Charlie’s Angels is fun. The humour doesn’t always land but the charm of the three leads pulls it through. The final thing I have to quickly mention is the costuming in Charlie’s Angels as it is brilliant. It’s so nice to see female characters in outfits that are practical but look good and show off each character’s personality. 3/5.

REVIEW: Logan (2017)

logan-movie-posterIn the near future, an older and weary Logan (Hugh Jackman) is caring for and hiding an ailing Professor Charles Xavier (Patrick Stewart) on the Mexican border. But their isolation is disturbed when a young mutant named Laura (Dafne Keen) arrives, bring dangerous forces with her.

Logan is a magnificent film quite unlike anything in the superhero movie genre we’ve seen before. It’s set in a near dystopian future, most mutants are gone and those who are left are in hiding, and the imagery and setting often feel more like a Western than a superhero film. This almost change of genre makes Logan a much smaller, character driven film. While there are other characters, both good and bad, throughout the film it really is all about Logan, Charles and Laura, their relationships and their journeys.

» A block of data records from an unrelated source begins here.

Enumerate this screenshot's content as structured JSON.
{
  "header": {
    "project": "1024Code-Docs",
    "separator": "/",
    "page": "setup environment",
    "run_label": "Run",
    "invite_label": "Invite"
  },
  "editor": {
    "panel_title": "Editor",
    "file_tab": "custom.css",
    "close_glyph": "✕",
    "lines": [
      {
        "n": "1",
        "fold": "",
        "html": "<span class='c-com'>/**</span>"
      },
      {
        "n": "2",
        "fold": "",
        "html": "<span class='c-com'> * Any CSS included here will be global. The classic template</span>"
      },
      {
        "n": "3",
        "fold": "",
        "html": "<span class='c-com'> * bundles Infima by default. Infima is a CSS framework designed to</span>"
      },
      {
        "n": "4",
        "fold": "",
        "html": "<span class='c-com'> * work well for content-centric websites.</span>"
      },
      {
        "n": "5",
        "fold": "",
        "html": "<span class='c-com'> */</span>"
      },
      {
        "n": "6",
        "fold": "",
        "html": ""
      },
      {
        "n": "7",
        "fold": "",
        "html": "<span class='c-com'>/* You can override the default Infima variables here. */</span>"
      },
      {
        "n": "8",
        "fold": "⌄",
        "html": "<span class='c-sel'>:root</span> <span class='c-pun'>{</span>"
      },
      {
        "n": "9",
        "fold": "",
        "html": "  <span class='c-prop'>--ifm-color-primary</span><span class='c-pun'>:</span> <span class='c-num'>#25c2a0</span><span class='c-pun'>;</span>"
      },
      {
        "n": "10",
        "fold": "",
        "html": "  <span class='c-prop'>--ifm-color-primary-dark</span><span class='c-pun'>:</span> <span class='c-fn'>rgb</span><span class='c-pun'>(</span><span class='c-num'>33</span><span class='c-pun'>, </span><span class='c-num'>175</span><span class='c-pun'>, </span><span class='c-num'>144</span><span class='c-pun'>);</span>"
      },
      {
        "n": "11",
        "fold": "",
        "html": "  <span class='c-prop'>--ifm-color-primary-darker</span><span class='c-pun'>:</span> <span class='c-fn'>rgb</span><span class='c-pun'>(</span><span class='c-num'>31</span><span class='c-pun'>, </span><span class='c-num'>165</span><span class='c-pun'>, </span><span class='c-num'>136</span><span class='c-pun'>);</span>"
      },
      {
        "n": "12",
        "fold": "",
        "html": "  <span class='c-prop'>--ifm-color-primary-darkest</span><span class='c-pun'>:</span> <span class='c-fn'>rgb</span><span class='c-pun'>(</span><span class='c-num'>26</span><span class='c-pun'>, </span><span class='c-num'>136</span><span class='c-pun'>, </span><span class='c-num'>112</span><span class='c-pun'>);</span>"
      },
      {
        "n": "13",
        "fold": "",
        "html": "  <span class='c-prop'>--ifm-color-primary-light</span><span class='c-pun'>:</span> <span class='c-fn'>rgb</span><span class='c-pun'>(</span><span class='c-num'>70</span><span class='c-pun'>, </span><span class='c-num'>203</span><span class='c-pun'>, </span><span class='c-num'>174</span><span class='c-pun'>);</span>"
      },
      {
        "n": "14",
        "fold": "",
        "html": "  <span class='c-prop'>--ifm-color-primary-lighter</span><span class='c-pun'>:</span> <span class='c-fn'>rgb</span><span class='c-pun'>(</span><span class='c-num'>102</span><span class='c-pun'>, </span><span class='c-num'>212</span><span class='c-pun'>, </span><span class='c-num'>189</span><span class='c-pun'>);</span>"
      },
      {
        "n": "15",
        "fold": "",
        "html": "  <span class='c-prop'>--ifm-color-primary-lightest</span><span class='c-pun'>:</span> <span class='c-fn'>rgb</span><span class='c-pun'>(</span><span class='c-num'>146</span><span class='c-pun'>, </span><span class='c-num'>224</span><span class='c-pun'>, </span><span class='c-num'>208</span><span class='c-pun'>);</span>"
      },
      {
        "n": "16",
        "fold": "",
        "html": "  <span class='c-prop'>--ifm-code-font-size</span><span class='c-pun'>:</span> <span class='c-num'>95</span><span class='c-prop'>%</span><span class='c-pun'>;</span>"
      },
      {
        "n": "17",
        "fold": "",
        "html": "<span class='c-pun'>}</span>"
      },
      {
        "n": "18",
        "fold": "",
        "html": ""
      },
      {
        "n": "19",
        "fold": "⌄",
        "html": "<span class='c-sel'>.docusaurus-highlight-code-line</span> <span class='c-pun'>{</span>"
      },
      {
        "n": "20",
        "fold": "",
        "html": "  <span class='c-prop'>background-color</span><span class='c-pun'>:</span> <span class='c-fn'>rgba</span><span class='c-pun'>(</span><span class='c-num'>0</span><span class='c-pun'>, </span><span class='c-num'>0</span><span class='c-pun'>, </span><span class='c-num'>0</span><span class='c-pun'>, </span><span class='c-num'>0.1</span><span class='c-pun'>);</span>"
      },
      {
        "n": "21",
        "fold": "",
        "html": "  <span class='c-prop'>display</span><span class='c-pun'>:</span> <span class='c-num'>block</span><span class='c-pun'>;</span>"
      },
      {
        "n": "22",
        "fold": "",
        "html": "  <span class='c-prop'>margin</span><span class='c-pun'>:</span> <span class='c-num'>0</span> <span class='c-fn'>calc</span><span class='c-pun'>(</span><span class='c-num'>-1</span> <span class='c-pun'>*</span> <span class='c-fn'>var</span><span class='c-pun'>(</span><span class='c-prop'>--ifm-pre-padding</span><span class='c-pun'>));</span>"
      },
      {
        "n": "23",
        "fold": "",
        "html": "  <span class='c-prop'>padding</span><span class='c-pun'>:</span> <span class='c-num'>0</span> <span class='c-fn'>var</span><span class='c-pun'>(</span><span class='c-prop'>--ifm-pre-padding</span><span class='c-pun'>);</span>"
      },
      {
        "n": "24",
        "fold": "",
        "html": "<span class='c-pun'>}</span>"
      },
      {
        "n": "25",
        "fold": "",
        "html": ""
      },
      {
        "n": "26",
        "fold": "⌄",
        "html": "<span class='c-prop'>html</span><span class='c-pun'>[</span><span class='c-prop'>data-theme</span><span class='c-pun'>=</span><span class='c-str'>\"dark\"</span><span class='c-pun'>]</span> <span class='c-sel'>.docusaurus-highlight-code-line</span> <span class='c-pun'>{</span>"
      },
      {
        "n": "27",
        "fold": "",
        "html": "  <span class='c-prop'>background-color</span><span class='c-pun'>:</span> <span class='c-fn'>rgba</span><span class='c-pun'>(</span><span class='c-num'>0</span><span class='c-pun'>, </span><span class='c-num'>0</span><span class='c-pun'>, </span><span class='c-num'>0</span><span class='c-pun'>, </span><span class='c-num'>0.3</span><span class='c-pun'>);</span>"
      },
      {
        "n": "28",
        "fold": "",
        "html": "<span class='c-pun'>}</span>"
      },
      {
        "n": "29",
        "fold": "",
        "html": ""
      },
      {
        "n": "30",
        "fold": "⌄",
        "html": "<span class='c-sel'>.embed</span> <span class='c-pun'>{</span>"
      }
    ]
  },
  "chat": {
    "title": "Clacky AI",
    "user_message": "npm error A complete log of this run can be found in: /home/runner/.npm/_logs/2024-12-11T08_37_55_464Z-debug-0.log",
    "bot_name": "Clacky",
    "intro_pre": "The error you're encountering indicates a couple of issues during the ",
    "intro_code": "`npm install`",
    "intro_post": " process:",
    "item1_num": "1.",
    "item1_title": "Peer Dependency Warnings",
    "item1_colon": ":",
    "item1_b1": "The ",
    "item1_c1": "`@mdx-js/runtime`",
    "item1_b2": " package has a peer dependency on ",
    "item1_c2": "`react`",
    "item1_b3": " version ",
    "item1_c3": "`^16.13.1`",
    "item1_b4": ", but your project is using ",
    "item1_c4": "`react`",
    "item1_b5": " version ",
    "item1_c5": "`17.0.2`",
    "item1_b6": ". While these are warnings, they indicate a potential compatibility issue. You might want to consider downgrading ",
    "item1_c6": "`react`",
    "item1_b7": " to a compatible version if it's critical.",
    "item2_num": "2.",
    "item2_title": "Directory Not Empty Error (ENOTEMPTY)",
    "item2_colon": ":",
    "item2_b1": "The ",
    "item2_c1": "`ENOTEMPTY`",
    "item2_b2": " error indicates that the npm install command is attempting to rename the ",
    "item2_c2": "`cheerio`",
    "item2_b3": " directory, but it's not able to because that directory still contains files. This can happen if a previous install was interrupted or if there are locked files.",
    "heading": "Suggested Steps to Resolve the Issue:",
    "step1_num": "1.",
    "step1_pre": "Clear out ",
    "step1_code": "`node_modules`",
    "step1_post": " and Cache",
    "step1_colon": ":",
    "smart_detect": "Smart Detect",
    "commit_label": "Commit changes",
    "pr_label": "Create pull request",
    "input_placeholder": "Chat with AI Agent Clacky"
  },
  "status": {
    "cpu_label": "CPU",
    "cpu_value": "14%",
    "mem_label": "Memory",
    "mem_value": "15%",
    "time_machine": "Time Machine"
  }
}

Also with Logan being a more personal film, there appears to be less CGI. While it’s naïve to think there’s not a lot (every time Logan unsheathes his claws there’s computer work there) it feels more real and there’s not the usual explosions and over the top superhero fight scenes. That being said, there is definitely a lot of violence in Logan (it is a 15 after all) but while it is brutal it isn’t gratuitous. There is also more swearing which, like the violence and both Logan’s and Laura’s rage, fits the characters and film perfectly. Logan never goes over the top with what it’s “allowed” to do with a 15 certificate, every choice is true to the characters and to the story.

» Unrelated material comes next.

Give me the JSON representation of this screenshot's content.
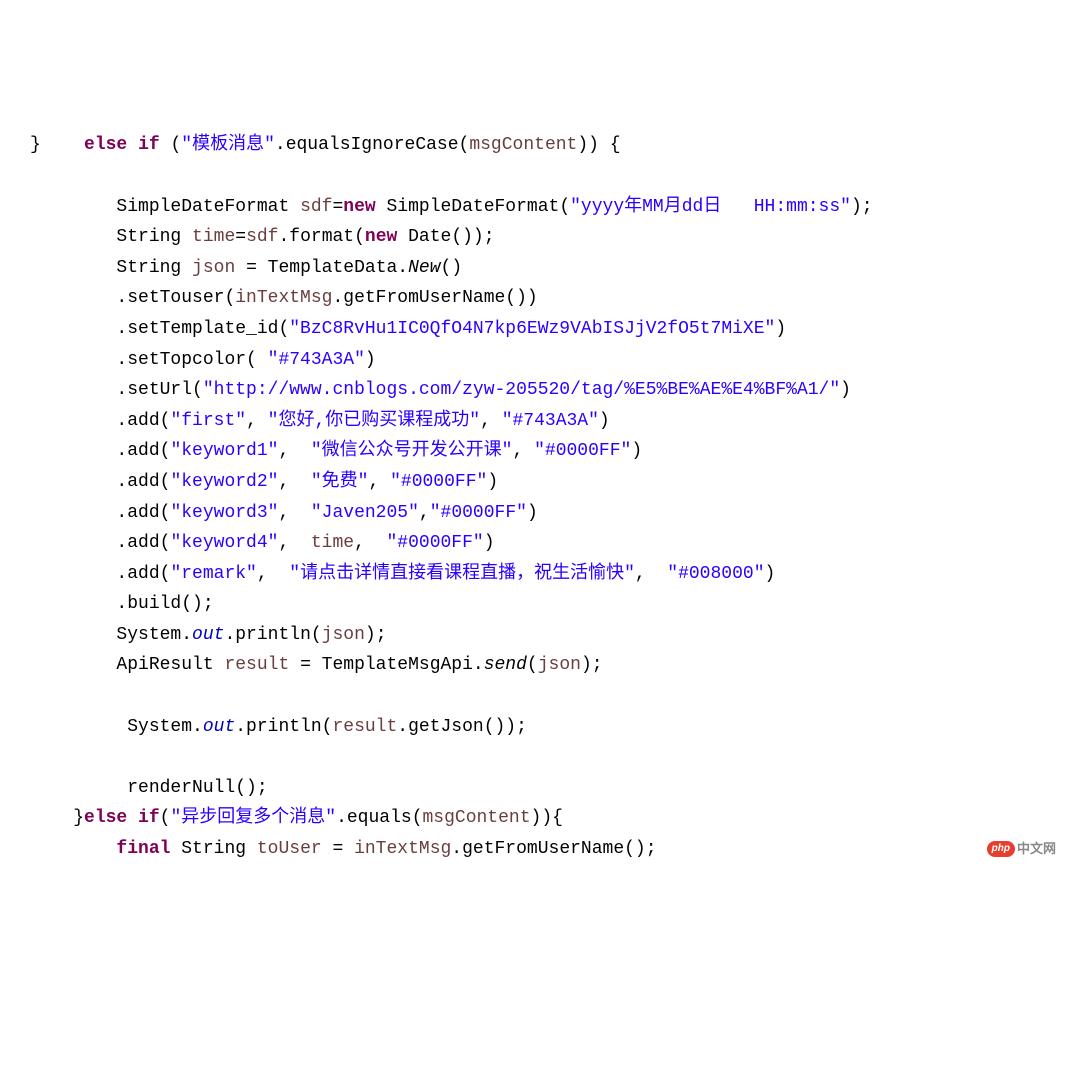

In Logan you get to see a different side to the titular character. He’s older, a drinker, his body doesn’t heal like it used to, he’s not a happy man but he’s trying to make a living and keep those he cares about safe. It’s incredible to think that Hugh Jackman has been playing this character for 17 years and in Logan he gives his best performance, mainly because we get to see Logan a completely different man compared to the previous films. Life has gotten Logan down and it takes a lot for him to care for anyone or anything and he definitely doesn’t care about himself. Patrick Stewart also gives a great and very different performance as Professor X – he’s forgetful, he’s cranky and is very much an old man in need of help. Then there’s Dafne Keen as Laura. She is a captivating presence, feral but also has this innocence making Laura someone you’re wary of but also someone you want to protect. She holds her own against Stewart and Jackman and when it comes to the fight scenes she manages to be both awe-inspiring and terrifying. Dafne Keen is an actress to watch.

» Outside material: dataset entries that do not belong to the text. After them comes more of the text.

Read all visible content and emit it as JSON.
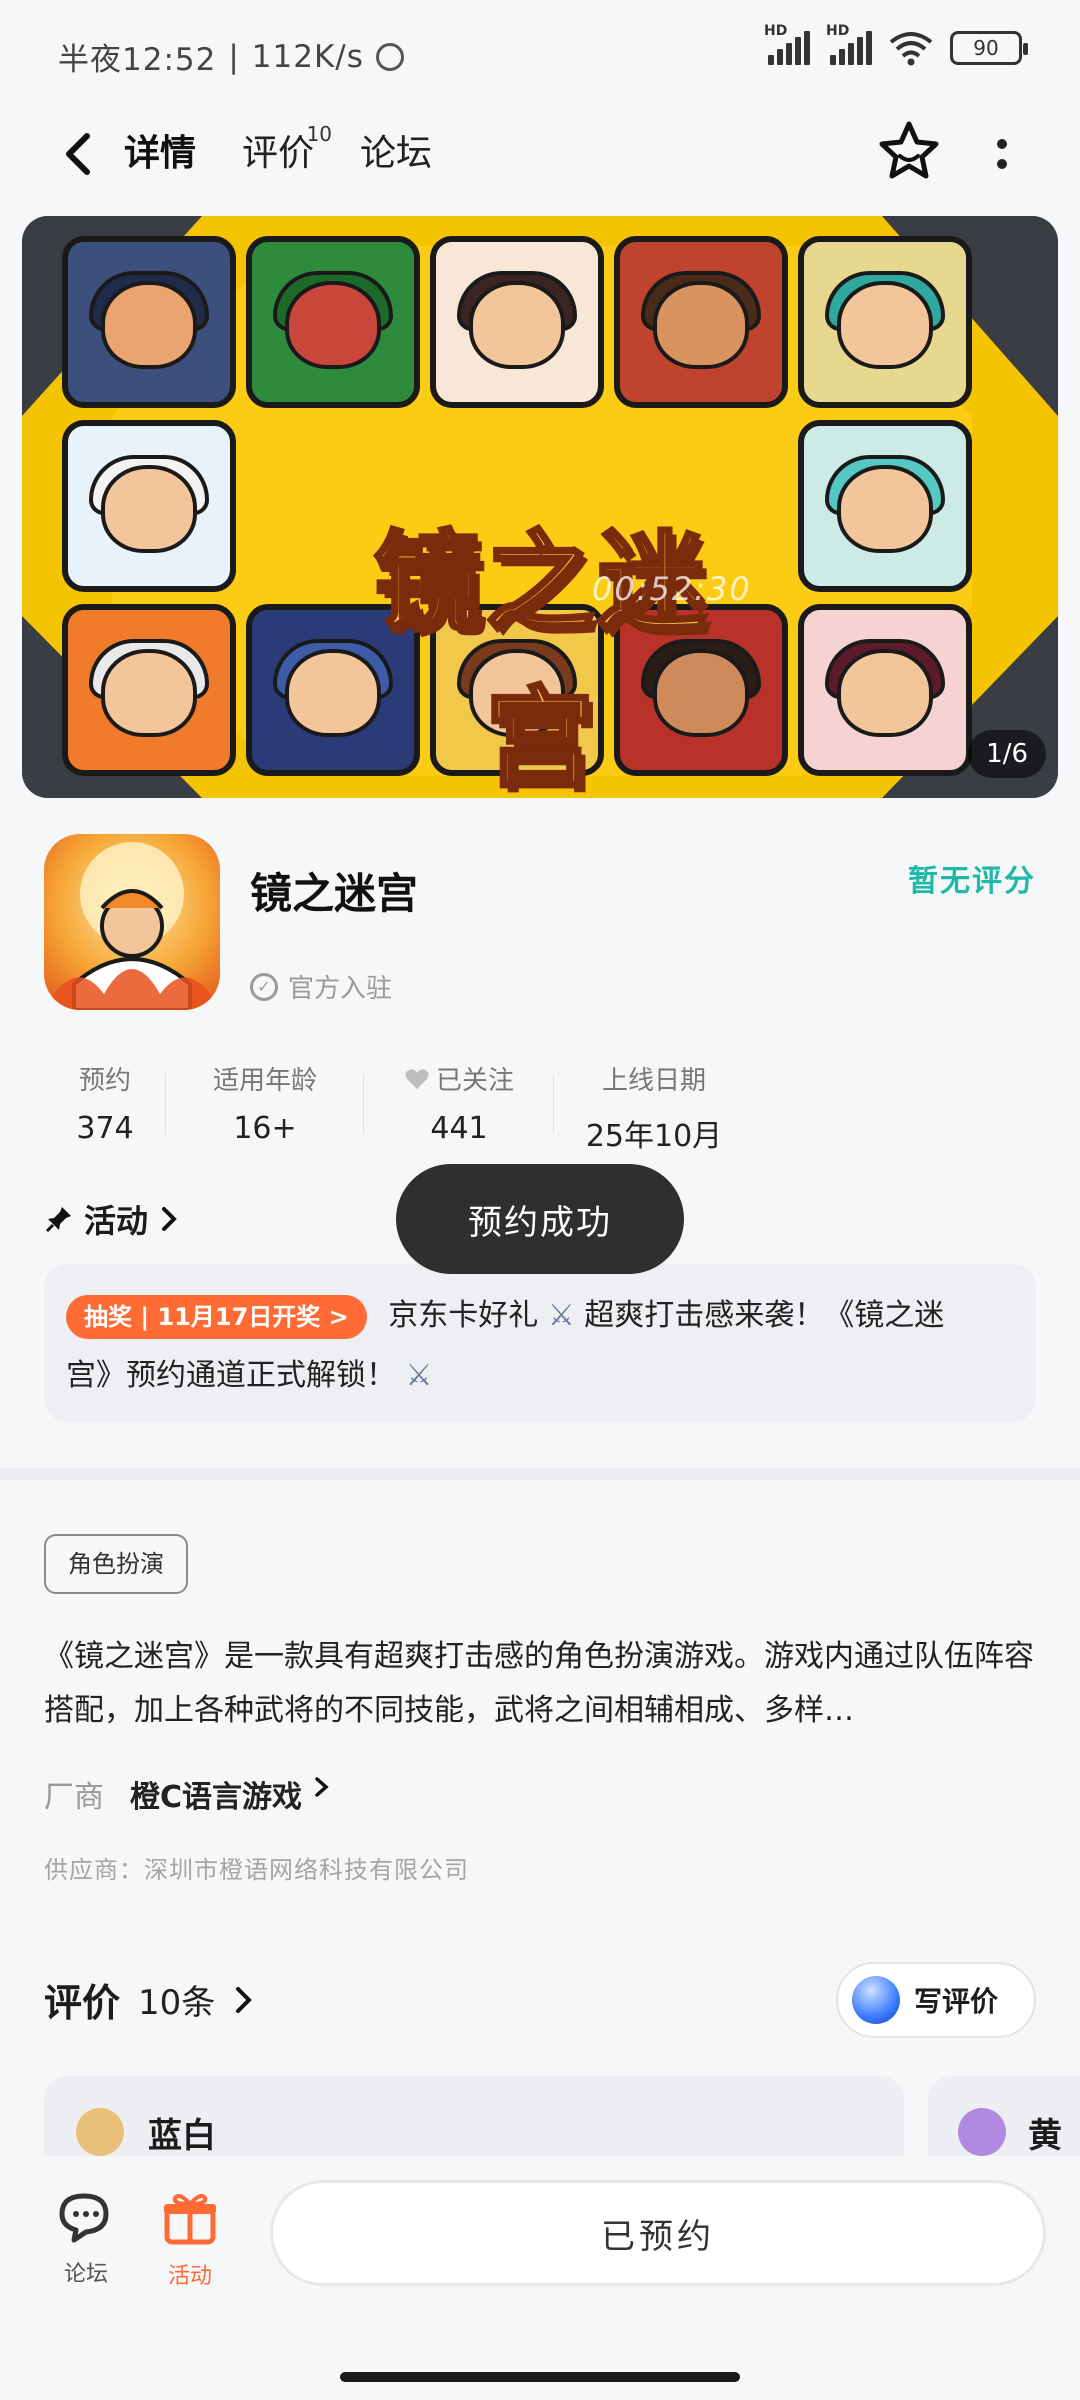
{
  "status_bar": {
    "time": "半夜12:52",
    "speed": "112K/s",
    "signal_1": "HD",
    "signal_2": "HD",
    "battery": "90"
  },
  "nav": {
    "tabs": [
      {
        "label": "详情",
        "active": true
      },
      {
        "label": "评价",
        "badge": "10"
      },
      {
        "label": "论坛"
      }
    ]
  },
  "banner": {
    "title": "镜之迷宫",
    "timer": "00:52:30",
    "page": "1/6",
    "bg_color": "#f5c400"
  },
  "app": {
    "name": "镜之迷宫",
    "official": "官方入驻",
    "score": "暂无评分"
  },
  "stats": [
    {
      "label": "预约",
      "value": "374"
    },
    {
      "label": "适用年龄",
      "value": "16+"
    },
    {
      "label": "已关注",
      "value": "441"
    },
    {
      "label": "上线日期",
      "value": "25年10月"
    }
  ],
  "activity": {
    "title": "活动",
    "toast": "预约成功",
    "badge": "抽奖 | 11月17日开奖 >",
    "text_1": "京东卡好礼",
    "text_2": "超爽打击感来袭！《镜之迷",
    "text_3": "宫》预约通道正式解锁！"
  },
  "about": {
    "genre": "角色扮演",
    "description": "《镜之迷宫》是一款具有超爽打击感的角色扮演游戏。游戏内通过队伍阵容搭配，加上各种武将的不同技能，武将之间相辅相成、多样…",
    "developer_label": "厂商",
    "developer": "橙C语言游戏",
    "supplier": "供应商：深圳市橙语网络科技有限公司"
  },
  "reviews": {
    "title": "评价",
    "count": "10条",
    "write": "写评价",
    "cards": [
      {
        "user": "蓝白"
      },
      {
        "user": "黄色"
      }
    ]
  },
  "bottom": {
    "forum": "论坛",
    "activity": "活动",
    "reserved": "已预约"
  },
  "colors": {
    "accent": "#22c7b8",
    "orange": "#ff6b35",
    "score": "#22b8a8"
  }
}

Logan is the perfect swansong for Stewart and Jackman as well as being a brilliant and unique addition to the X-Men franchise. Though Logan is a part of the X-Men universe (a universe where the continuity is pretty wonky to say the least) you don’t need to have seen every single X-Men film to understand and enjoy it.

Logan is tense, exciting and thrilling. It has moments of humour that never lessens the stakes and it has moments of heartbreak as you watch these characters’ struggle to achieve what the set out to do. Not to speak too soon but I feel Logan is (hopefully) a game-changer in the superhero genre, showing not everything has to be connected to a wider universe and character driven stories work just as well – in fact good stories full stop are what the superhero genre needs. Simple, character focused stories with a good plot automatically make a good film, while I enjoy pretty much all superhero fare it would be nice for the studios and filmmakers to remember that. Hopefully Logan will join the likes of Spider-Man 2 (2004) and The Dark Knight (2008) as one of The Best Superhero Movies ever made. 5/5.